Ch'in Chia.jpg
Born 1st century B.C.
Died 1st century A.D.
Occupation Poet
Nationality Chinese
Period Eastern Han dynasty

Ch'in Chia (Chinese: 秦嘉; courtesy name: Shih-hui)[1] also known as Qin Jia (c. first century B.C. – first century A.D.)[2] was a Chinese poet of the Eastern Han dynasty.


The word "Ch'in Chia" means all relations who bear a different family name.[3]


Ch'in Chia came from Lunghsi.[1] He lived during the Eastern Han dynasty,[4] and was a civil servant.[5]

Separation from his wife[edit]

He was married to Hsu Shu,[6] who was also a poet. They had a very harmonious relationship.[4]

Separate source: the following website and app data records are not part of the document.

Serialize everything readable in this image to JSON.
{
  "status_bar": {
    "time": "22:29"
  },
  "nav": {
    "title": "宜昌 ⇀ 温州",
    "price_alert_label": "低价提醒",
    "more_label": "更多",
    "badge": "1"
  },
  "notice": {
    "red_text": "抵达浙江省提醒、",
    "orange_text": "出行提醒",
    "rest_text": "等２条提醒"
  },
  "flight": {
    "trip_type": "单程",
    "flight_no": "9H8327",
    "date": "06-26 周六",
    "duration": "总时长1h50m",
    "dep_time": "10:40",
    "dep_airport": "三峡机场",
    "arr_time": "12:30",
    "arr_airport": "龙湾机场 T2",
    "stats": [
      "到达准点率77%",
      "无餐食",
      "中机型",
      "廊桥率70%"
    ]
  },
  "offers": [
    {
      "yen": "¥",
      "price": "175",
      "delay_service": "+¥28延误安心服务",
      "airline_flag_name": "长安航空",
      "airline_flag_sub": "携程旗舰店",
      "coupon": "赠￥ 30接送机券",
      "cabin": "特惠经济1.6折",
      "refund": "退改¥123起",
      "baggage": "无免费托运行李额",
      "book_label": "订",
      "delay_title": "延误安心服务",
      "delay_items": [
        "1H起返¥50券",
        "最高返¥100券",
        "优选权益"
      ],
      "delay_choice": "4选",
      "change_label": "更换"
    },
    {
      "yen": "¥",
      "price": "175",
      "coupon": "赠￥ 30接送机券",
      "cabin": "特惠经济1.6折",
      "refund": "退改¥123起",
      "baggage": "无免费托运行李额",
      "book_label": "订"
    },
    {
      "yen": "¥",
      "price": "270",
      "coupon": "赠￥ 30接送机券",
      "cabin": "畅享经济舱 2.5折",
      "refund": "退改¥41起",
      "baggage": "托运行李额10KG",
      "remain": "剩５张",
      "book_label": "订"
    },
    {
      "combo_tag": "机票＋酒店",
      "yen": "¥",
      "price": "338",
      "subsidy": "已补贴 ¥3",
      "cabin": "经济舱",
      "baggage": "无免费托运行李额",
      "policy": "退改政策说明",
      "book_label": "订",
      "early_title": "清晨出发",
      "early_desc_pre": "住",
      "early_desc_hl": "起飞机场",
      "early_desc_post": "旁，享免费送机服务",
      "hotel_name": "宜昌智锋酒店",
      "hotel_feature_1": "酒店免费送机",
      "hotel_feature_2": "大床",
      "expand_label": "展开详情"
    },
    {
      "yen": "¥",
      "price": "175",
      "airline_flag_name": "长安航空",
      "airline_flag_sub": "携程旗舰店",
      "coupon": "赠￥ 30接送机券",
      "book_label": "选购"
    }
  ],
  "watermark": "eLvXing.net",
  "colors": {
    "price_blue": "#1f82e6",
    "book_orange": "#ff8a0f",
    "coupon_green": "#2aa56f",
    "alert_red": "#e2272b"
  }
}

When Ch'in Chia was promoted to the post of commandery supervisor at the capital (Luoyang),[7] and summoned to take up an appointment there, his wife fell ill and had to stay at home with her parents.[2][1] He was therefore unable to say goodbye to her personally,[8] and sent her a series of three poems instead, entitled "Poems for My Wife".[9]

Hsu Shu, in her turn, responded by sending him poems of her own,[10] maintaining a loving correspondence, of which the following is a sample:

"One separation breeds ten thousand regrets."
— Ch'in Chia (c.150 BC)[11][12]
Alas! I wish I were your shadow and
Never to be separated from your dear self.
I still hope you will enjoy the capital
And do not feel too unhappy for my sake.[13]


Ch'in Chia's first poem to his wife expresses his sorrow at their separation, and longing for reunion:

Mindful that I had soon to leave on service,
Farther and farther away from you every day,
I sent a carriage to bring you back;
But it went empty, and empty it returned.
I read your letter with feelings of distress;
At meals I cannot eat;
And I sit alone in this desolate chamber.
Who is there to solace and encourage me?
Through the long nights I cannot sleep,
And solitary I lie prostrate on my pillow, tossing and turning.
Sorrow comes as in a circle
And cannot be rolled up like a mat.[11]

Legacy and influence[edit]

A 1968 edition of China Today explains that "Ch'in Chia and his wife Hsui Shu are supposed to be a couple of constant and profound lovers and therefore have often been referred to as such in subsequent ages by people when they laud wedded bliss."[14]

Anne Birrell, in Games Poets Play, stated: "Ch'in Chia's expression of helpless melancholy and graceful, gallant compliments influenced the development of poems on conjugal love."[15]


  1. ^ a b c Anne Birrell Chinese Love Poetry: New Songs from a Jade Terrace (1995), p. 54
  2. ^ a b Arthur Waley Translations from the Chinese (1941), p. 55
  3. ^ Guido Vitale (barone.), Chinese folklore: Pekinese rhymes (1972), p. 54
  4. ^ a b Harriet T. Zurndorfer Chinese Women in the Imperial Past: New Perspectives (1999), p. 328
  5. ^ Chambers dictionary of quotations (1997), p. 248. Very little is known of his life.
  6. ^ Also spelt "Hs'u Shu" and "Xu Shu".
  7. ^ Per Anne Birrell Games poets play: readings in medieval Chinese poetry (2004), p. 240; Some sources state that the city was Beijing.
  8. ^ The book Sunflower splendor: three thousand years of Chinese poetry (1975), by Wu-chi Liu and Irving Yucheng Lo, gives a contradictory account, stating: When Ch'in Chia parted from his wife, he gave her a mirror as a symbol of their union. (p. 199), but Ch'in Chia only sends her "The bright mirror [that] will reflect [her] face", a gift mentioned in one of his poem to his wife, after their separation.
  9. ^ "Tseng fu shih"; Victor H. Mair The Columbia History of Chinese Literature (2012), p. 1317
  10. ^ The poems are entitled "Ch'in Chia's Wife's Reply"; "A Further Reply to Qin Jia", "Poem in Reply to My Husband" (Qieshen xi buling; also translated as "Response to My Husband, Ch'in Chia"); see Lily Xiao Hong Lee, Agnes D. Stefanowska, Sue Wiles, Biographical Dictionary of Chinese Women (2007), p. 228
  11. ^ a b Albert Richard Davis The Penguin Book of Chinese Verse (1962), p. 3
  12. ^ Unknown date; "c. 150 BC" is taken from Chambers Dictionary of Quotations (1997), p. 248
  13. ^ Chinese decorated letter-paper (1978), p. 3
  14. ^ Institute for Chinese Culture, Taipei (City), China today, Vol. 11 (1968), p. 43
  15. ^ Anne Birrell Games poets play: readings in medieval Chinese poetry (2004), pp. 240-241